The United Kingdom (UK) has said it takes very seriously allegations of human rights violations against British nationals.
The British High Commission in Abuja stated this in response to a statement by the counsel to the detained leader of the proscribed Indigenous People of Biafra (IPOB), Nnamdi Kanu, Aloy Ejimakor and Kanu’s family.
The United Kingdom also said it continued to seek clarification about the circumstances of the arrest of Kanu from the Nigerian Government.
Ejimakor had in a statement issued on Thursday, said no trial will take place until the issue of Kanu’s ‘illegal abduction’ was resolved.
Ejimakor said: “In my opinion, before any court can subject Kanu to trial, it has to first conduct a trial within trial on the grievous incident that forced him to leave Nigeria and the equally grievous incident that forced him back to Nigeria.

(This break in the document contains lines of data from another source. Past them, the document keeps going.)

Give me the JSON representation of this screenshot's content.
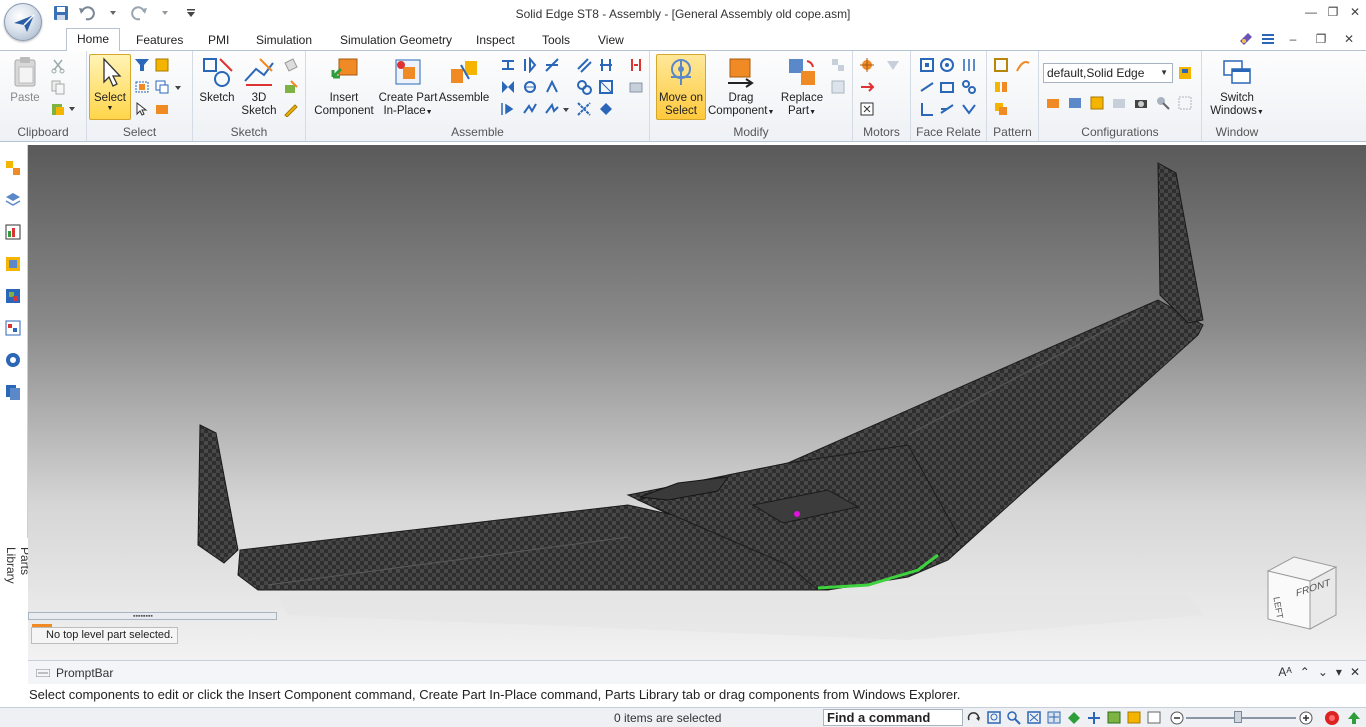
{
  "window": {
    "title": "Solid Edge ST8 - Assembly - [General Assembly old cope.asm]",
    "controls": [
      "—",
      "❐",
      "✕"
    ]
  },
  "quick_access": {
    "icons": [
      "save-icon",
      "undo-icon",
      "redo-icon",
      "customize-icon"
    ]
  },
  "tabs": [
    {
      "label": "Home",
      "active": true
    },
    {
      "label": "Features"
    },
    {
      "label": "PMI"
    },
    {
      "label": "Simulation"
    },
    {
      "label": "Simulation Geometry"
    },
    {
      "label": "Inspect"
    },
    {
      "label": "Tools"
    },
    {
      "label": "View"
    }
  ],
  "ribbon": {
    "clipboard": {
      "label": "Clipboard",
      "paste": "Paste"
    },
    "select": {
      "label": "Select",
      "select": "Select"
    },
    "sketch": {
      "label": "Sketch",
      "sketch": "Sketch",
      "sketch3d_line1": "3D",
      "sketch3d_line2": "Sketch"
    },
    "assemble": {
      "label": "Assemble",
      "insert_line1": "Insert",
      "insert_line2": "Component",
      "create_line1": "Create Part",
      "create_line2": "In-Place",
      "assemble": "Assemble"
    },
    "modify": {
      "label": "Modify",
      "move_line1": "Move on",
      "move_line2": "Select",
      "drag_line1": "Drag",
      "drag_line2": "Component",
      "replace_line1": "Replace",
      "replace_line2": "Part"
    },
    "motors": {
      "label": "Motors"
    },
    "face_relate": {
      "label": "Face Relate"
    },
    "pattern": {
      "label": "Pattern"
    },
    "configurations": {
      "label": "Configurations",
      "value": "default,Solid Edge"
    },
    "window": {
      "label": "Window",
      "switch_line1": "Switch",
      "switch_line2": "Windows"
    }
  },
  "sidebar": {
    "label": "Parts Library",
    "icons": [
      "assembly-pathfinder-icon",
      "layers-icon",
      "sensors-icon",
      "select-tools-icon",
      "features-library-icon",
      "reports-icon",
      "config-icon",
      "parts-library-icon"
    ]
  },
  "viewport": {
    "view_cube": {
      "face_front": "FRONT",
      "face_left": "LEFT"
    },
    "status_tip": "No top level part selected."
  },
  "promptbar": {
    "title": "PromptBar",
    "message": "Select components to edit or click the Insert Component command, Create Part In-Place command, Parts Library tab or drag components from Windows Explorer."
  },
  "statusbar": {
    "items_selected": "0 items are selected",
    "find_command": "Find a command"
  }
}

No court of law with conscience and equity will overlook those two incidents and proceed to trial.”
Kanu’s younger brother, Kingsley Kanu, had also in a statement, said there would not be any court proceeding on July 26, until the issue of how his brother was arrested and brought back to Nigeria was addressed. Responding to Saturday Sun’s enquiry, the Head of Communications, British High Commission, Abuja, Dean Hurlock, said: “The UK Government is aware of the ongoing detention of Mr Kanu.
“The UK has requested consular access to Mr Kanu from the Nigerian government, and we stand ready to provide consular assistance.
“As a British national, our current priority is Mr Kanu’s health, welfare and fair treatment.
“Our consular staff will always endeavour to give appropriate and tailored support to British nationals overseas, and to their families in the UK.
“The British High Commission in Nigeria stands ready to provide such assistance to Mr Kanu and his family in the UK. “The UK takes all allegations of human rights violations very seriously and raises concerns with local authorities where appropriate,” Hurlock said.
Hurlock further said it was very important to the Government of the United Kingdom that any trial or legal proceedings regarding Kanu followed due process.